→ **Saved data entries**

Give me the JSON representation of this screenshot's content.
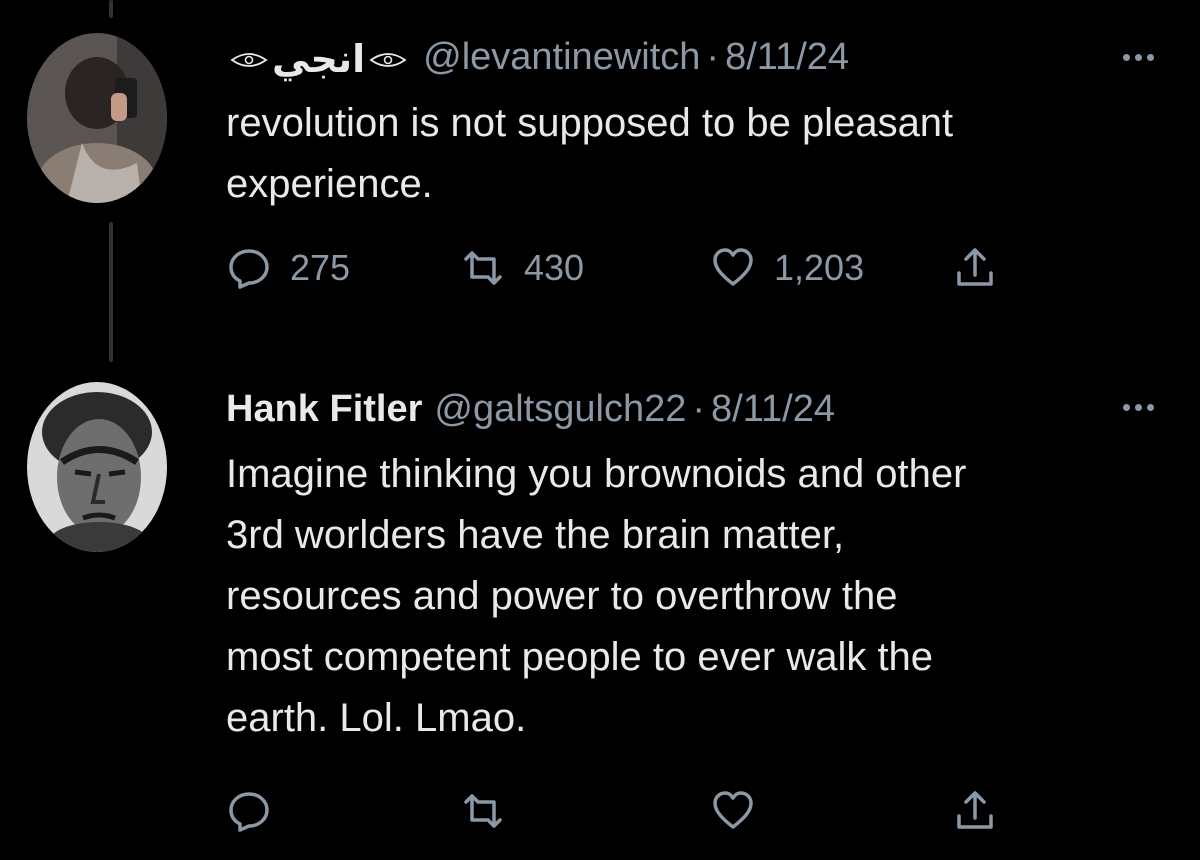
{
  "tweets": [
    {
      "display_name": "انجي",
      "handle": "@levantinewitch",
      "separator": "·",
      "date": "8/11/24",
      "text_lines": [
        "revolution is not supposed to be pleasant",
        "experience."
      ],
      "replies": "275",
      "retweets": "430",
      "likes": "1,203"
    },
    {
      "display_name": "Hank Fitler",
      "handle": "@galtsgulch22",
      "separator": "·",
      "date": "8/11/24",
      "text_lines": [
        "Imagine thinking you brownoids and other",
        "3rd worlders have the brain matter,",
        "resources and power to overthrow the",
        "most competent people to ever walk the",
        "earth. Lol. Lmao."
      ]
    }
  ],
  "icons": {
    "reply": "reply-icon",
    "retweet": "retweet-icon",
    "like": "heart-icon",
    "share": "share-icon",
    "more": "more-icon",
    "eye": "eye-icon"
  },
  "colors": {
    "background": "#000000",
    "text": "#e7e9ea",
    "muted": "#8b98a5",
    "thread_line": "#2f3336"
  }
}
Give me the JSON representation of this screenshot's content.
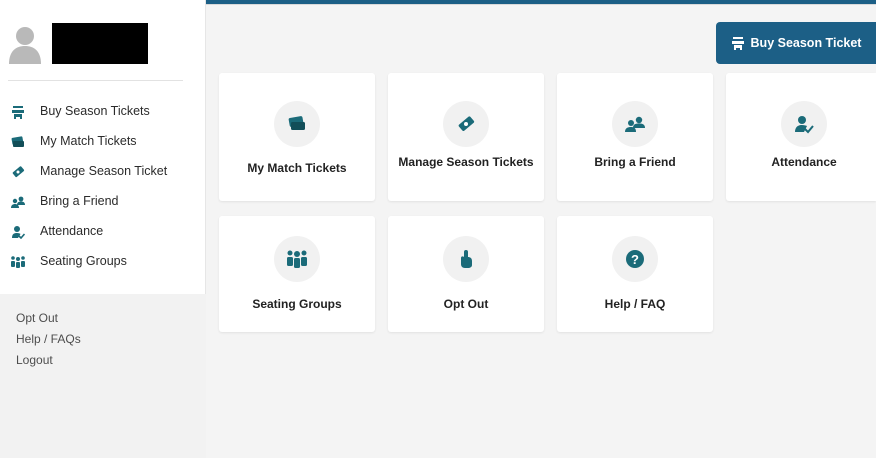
{
  "colors": {
    "brand": "#1c5f86",
    "icon": "#1b6b79",
    "muted": "#b5b5b5"
  },
  "sidebar": {
    "items": [
      {
        "label": "Buy Season Tickets",
        "icon": "ticket-bell-icon"
      },
      {
        "label": "My Match Tickets",
        "icon": "tickets-stack-icon"
      },
      {
        "label": "Manage Season Ticket",
        "icon": "ticket-star-icon"
      },
      {
        "label": "Bring a Friend",
        "icon": "users-icon"
      },
      {
        "label": "Attendance",
        "icon": "user-check-icon"
      },
      {
        "label": "Seating Groups",
        "icon": "group-icon"
      }
    ],
    "links": [
      "Opt Out",
      "Help / FAQs",
      "Logout"
    ]
  },
  "header": {
    "buy_button_label": "Buy Season Ticket",
    "buy_button_icon": "ticket-bell-icon"
  },
  "cards": [
    {
      "title": "My Match Tickets",
      "icon": "tickets-stack-icon"
    },
    {
      "title": "Manage Season Tickets",
      "icon": "ticket-star-icon"
    },
    {
      "title": "Bring a Friend",
      "icon": "users-icon"
    },
    {
      "title": "Attendance",
      "icon": "user-check-icon"
    },
    {
      "title": "Seating Groups",
      "icon": "group-icon"
    },
    {
      "title": "Opt Out",
      "icon": "hand-icon"
    },
    {
      "title": "Help / FAQ",
      "icon": "question-icon"
    }
  ]
}
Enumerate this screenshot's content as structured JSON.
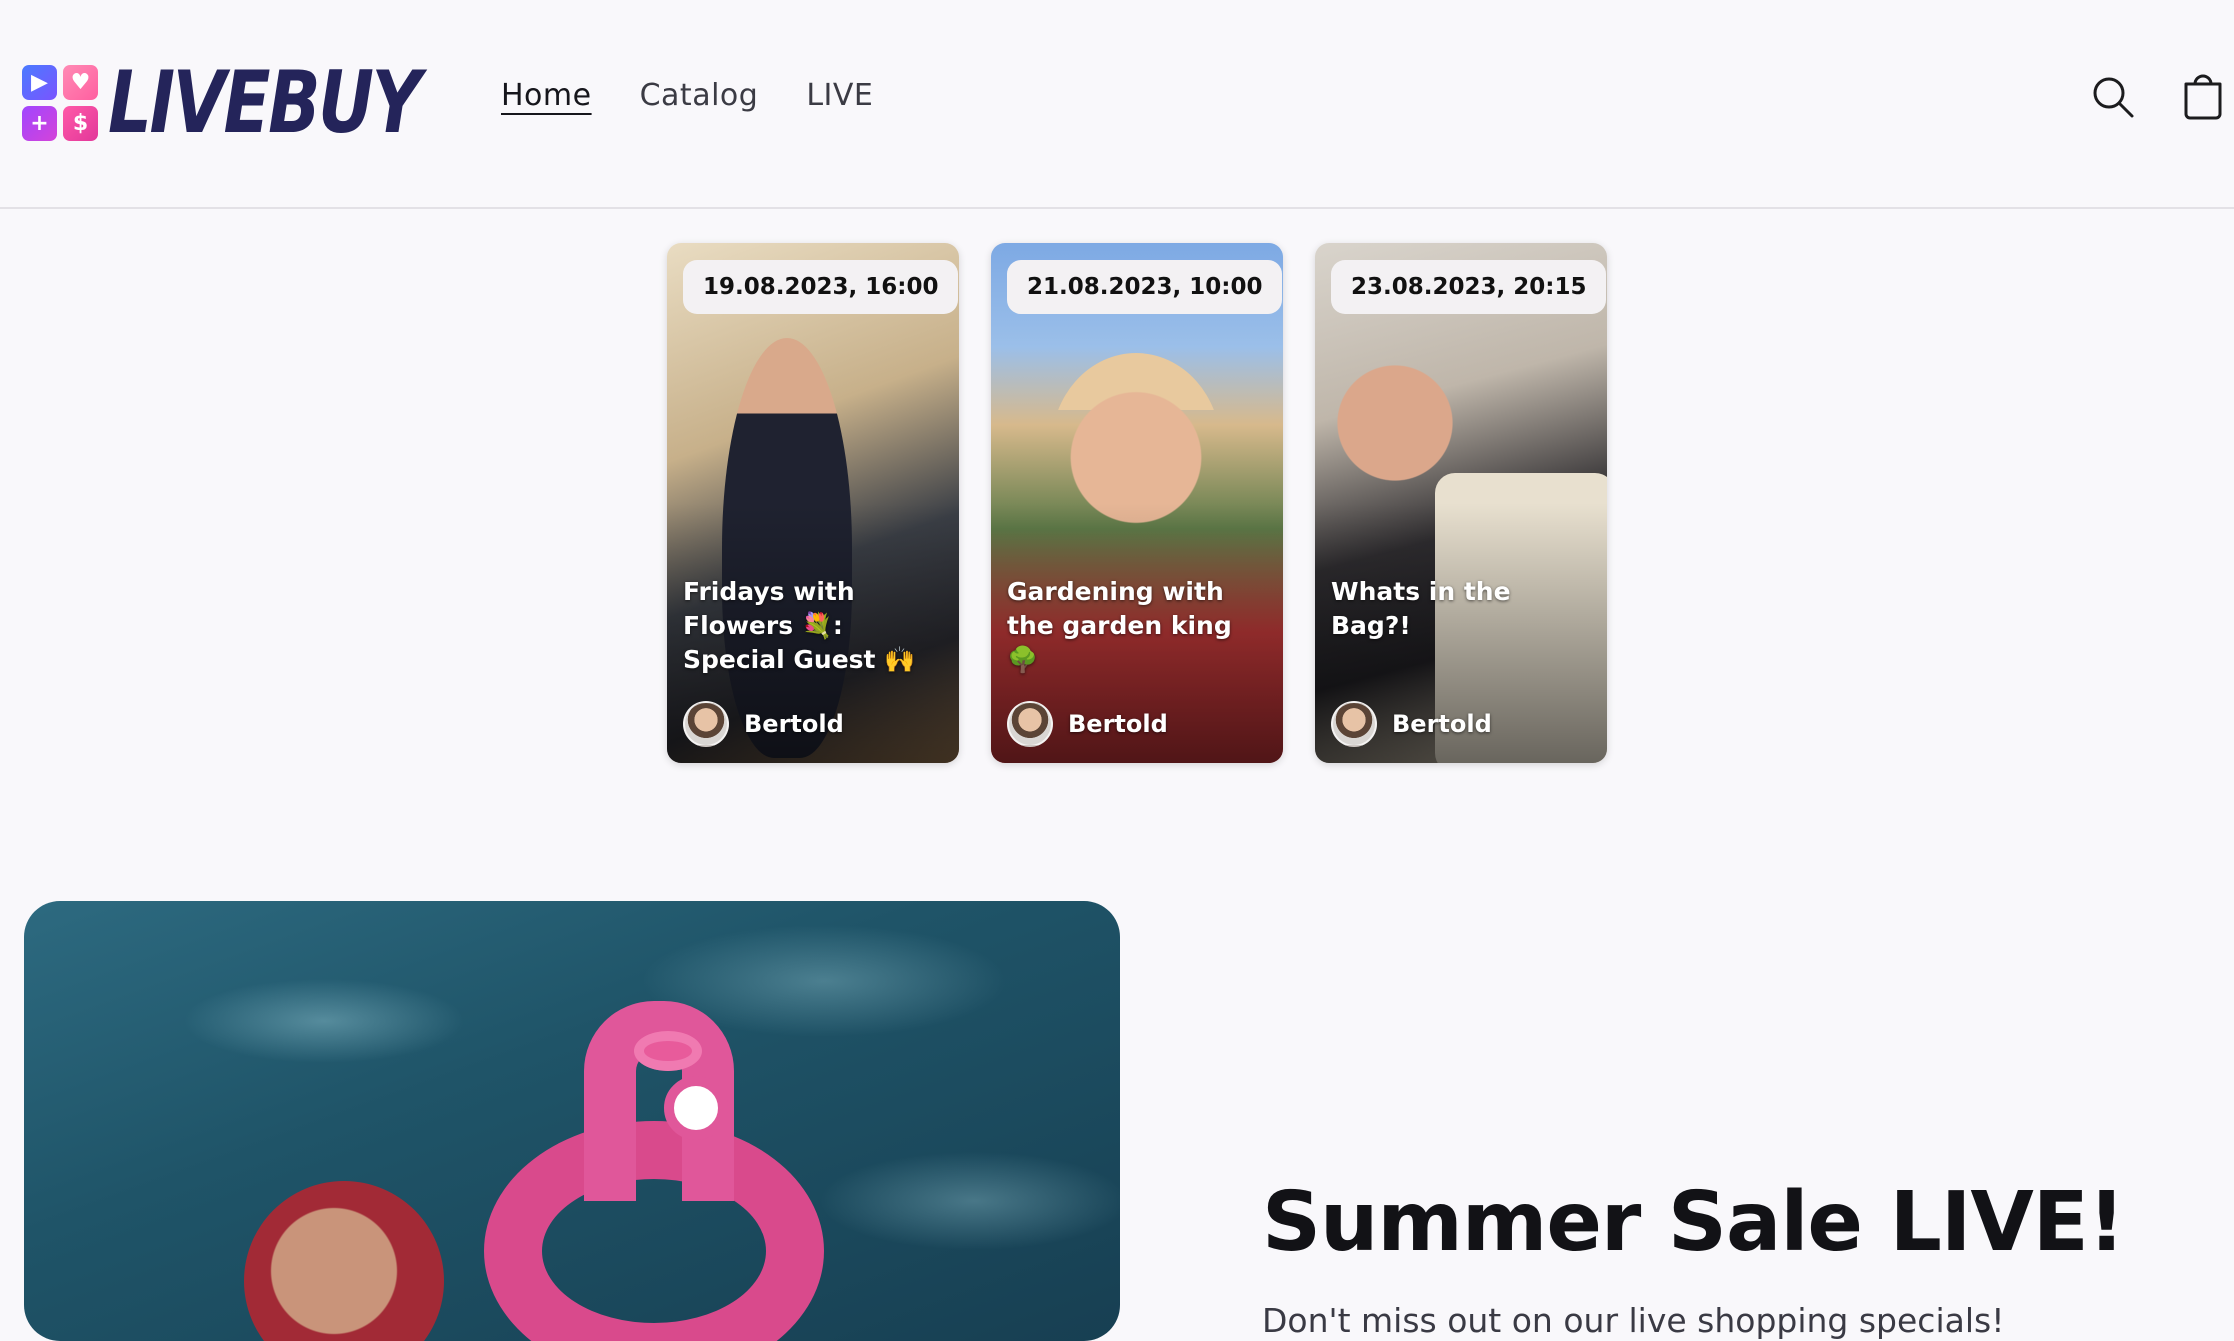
{
  "brand": {
    "name": "LIVEBUY",
    "colors": {
      "navy": "#24245a",
      "pink": "#e0579a",
      "purple": "#a046ff",
      "blue": "#4a7bff"
    }
  },
  "nav": {
    "items": [
      {
        "label": "Home",
        "active": true
      },
      {
        "label": "Catalog",
        "active": false
      },
      {
        "label": "LIVE",
        "active": false
      }
    ]
  },
  "header_icons": {
    "search": "search-icon",
    "cart": "cart-icon"
  },
  "live_events": [
    {
      "date": "19.08.2023, 16:00",
      "title": "Fridays with Flowers 💐: Special Guest 🙌",
      "host": "Bertold"
    },
    {
      "date": "21.08.2023, 10:00",
      "title": "Gardening with the garden king 🌳",
      "host": "Bertold"
    },
    {
      "date": "23.08.2023, 20:15",
      "title": "Whats in the Bag?!",
      "host": "Bertold"
    }
  ],
  "banner": {
    "title": "Summer Sale LIVE!",
    "subtitle": "Don't miss out on our live shopping specials!"
  }
}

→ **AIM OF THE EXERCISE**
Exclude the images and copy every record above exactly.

→ **OUTPUT**
Give me the JSON representation of this screenshot's content.
{
  "tweets": [
    {
      "display_name": "انجي",
      "handle": "@levantinewitch",
      "separator": "·",
      "date": "8/11/24",
      "text_lines": [
        "revolution is not supposed to be pleasant",
        "experience."
      ],
      "replies": "275",
      "retweets": "430",
      "likes": "1,203"
    },
    {
      "display_name": "Hank Fitler",
      "handle": "@galtsgulch22",
      "separator": "·",
      "date": "8/11/24",
      "text_lines": [
        "Imagine thinking you brownoids and other",
        "3rd worlders have the brain matter,",
        "resources and power to overthrow the",
        "most competent people to ever walk the",
        "earth. Lol. Lmao."
      ]
    }
  ],
  "icons": {
    "reply": "reply-icon",
    "retweet": "retweet-icon",
    "like": "heart-icon",
    "share": "share-icon",
    "more": "more-icon",
    "eye": "eye-icon"
  },
  "colors": {
    "background": "#000000",
    "text": "#e7e9ea",
    "muted": "#8b98a5",
    "thread_line": "#2f3336"
  }
}
Give me the JSON representation of this screenshot's content.
{
  "colors": {
    "brand": "#1c5f86",
    "icon": "#1b6b79",
    "muted": "#b5b5b5"
  },
  "sidebar": {
    "items": [
      {
        "label": "Buy Season Tickets",
        "icon": "ticket-bell-icon"
      },
      {
        "label": "My Match Tickets",
        "icon": "tickets-stack-icon"
      },
      {
        "label": "Manage Season Ticket",
        "icon": "ticket-star-icon"
      },
      {
        "label": "Bring a Friend",
        "icon": "users-icon"
      },
      {
        "label": "Attendance",
        "icon": "user-check-icon"
      },
      {
        "label": "Seating Groups",
        "icon": "group-icon"
      }
    ],
    "links": [
      "Opt Out",
      "Help / FAQs",
      "Logout"
    ]
  },
  "header": {
    "buy_button_label": "Buy Season Ticket",
    "buy_button_icon": "ticket-bell-icon"
  },
  "cards": [
    {
      "title": "My Match Tickets",
      "icon": "tickets-stack-icon"
    },
    {
      "title": "Manage Season Tickets",
      "icon": "ticket-star-icon"
    },
    {
      "title": "Bring a Friend",
      "icon": "users-icon"
    },
    {
      "title": "Attendance",
      "icon": "user-check-icon"
    },
    {
      "title": "Seating Groups",
      "icon": "group-icon"
    },
    {
      "title": "Opt Out",
      "icon": "hand-icon"
    },
    {
      "title": "Help / FAQ",
      "icon": "question-icon"
    }
  ]
}
Enumerate this screenshot's content as structured JSON.
{
  "brand": {
    "name": "LIVEBUY",
    "colors": {
      "navy": "#24245a",
      "pink": "#e0579a",
      "purple": "#a046ff",
      "blue": "#4a7bff"
    }
  },
  "nav": {
    "items": [
      {
        "label": "Home",
        "active": true
      },
      {
        "label": "Catalog",
        "active": false
      },
      {
        "label": "LIVE",
        "active": false
      }
    ]
  },
  "header_icons": {
    "search": "search-icon",
    "cart": "cart-icon"
  },
  "live_events": [
    {
      "date": "19.08.2023, 16:00",
      "title": "Fridays with Flowers 💐: Special Guest 🙌",
      "host": "Bertold"
    },
    {
      "date": "21.08.2023, 10:00",
      "title": "Gardening with the garden king 🌳",
      "host": "Bertold"
    },
    {
      "date": "23.08.2023, 20:15",
      "title": "Whats in the Bag?!",
      "host": "Bertold"
    }
  ],
  "banner": {
    "title": "Summer Sale LIVE!",
    "subtitle": "Don't miss out on our live shopping specials!"
  }
}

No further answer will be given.